## Task objective
Copy every line below where the string "icon" is found.

## Provided records
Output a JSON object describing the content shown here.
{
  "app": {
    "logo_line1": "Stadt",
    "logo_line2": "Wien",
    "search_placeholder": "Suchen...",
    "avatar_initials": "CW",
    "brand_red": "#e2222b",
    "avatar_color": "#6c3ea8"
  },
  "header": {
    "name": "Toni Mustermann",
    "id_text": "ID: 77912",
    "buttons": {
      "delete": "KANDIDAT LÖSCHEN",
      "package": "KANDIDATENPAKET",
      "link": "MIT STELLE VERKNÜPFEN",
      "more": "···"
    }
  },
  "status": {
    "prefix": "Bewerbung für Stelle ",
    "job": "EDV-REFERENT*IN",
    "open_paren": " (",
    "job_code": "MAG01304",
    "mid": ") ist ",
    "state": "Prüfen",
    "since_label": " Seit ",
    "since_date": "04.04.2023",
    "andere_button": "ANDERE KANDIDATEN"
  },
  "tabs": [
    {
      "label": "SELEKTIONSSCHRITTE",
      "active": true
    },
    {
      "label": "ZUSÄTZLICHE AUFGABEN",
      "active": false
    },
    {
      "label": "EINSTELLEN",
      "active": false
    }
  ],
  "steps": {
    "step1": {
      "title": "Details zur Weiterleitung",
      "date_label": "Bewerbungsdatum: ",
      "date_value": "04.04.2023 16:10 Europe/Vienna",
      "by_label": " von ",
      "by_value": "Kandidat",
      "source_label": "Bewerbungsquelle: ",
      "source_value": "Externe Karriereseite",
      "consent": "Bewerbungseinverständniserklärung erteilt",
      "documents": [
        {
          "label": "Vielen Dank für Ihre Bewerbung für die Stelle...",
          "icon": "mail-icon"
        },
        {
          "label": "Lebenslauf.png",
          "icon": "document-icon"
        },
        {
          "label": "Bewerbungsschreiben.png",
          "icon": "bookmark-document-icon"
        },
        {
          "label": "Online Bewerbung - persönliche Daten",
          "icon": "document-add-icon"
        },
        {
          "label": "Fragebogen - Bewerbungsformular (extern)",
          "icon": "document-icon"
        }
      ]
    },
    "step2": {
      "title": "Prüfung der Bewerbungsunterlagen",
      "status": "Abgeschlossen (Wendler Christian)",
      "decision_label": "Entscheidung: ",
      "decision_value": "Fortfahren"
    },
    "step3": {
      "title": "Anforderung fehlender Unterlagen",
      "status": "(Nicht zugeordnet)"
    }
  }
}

## Task solution
          "icon": "mail-icon"
          "icon": "document-icon"
          "icon": "bookmark-document-icon"
          "icon": "document-add-icon"
          "icon": "document-icon"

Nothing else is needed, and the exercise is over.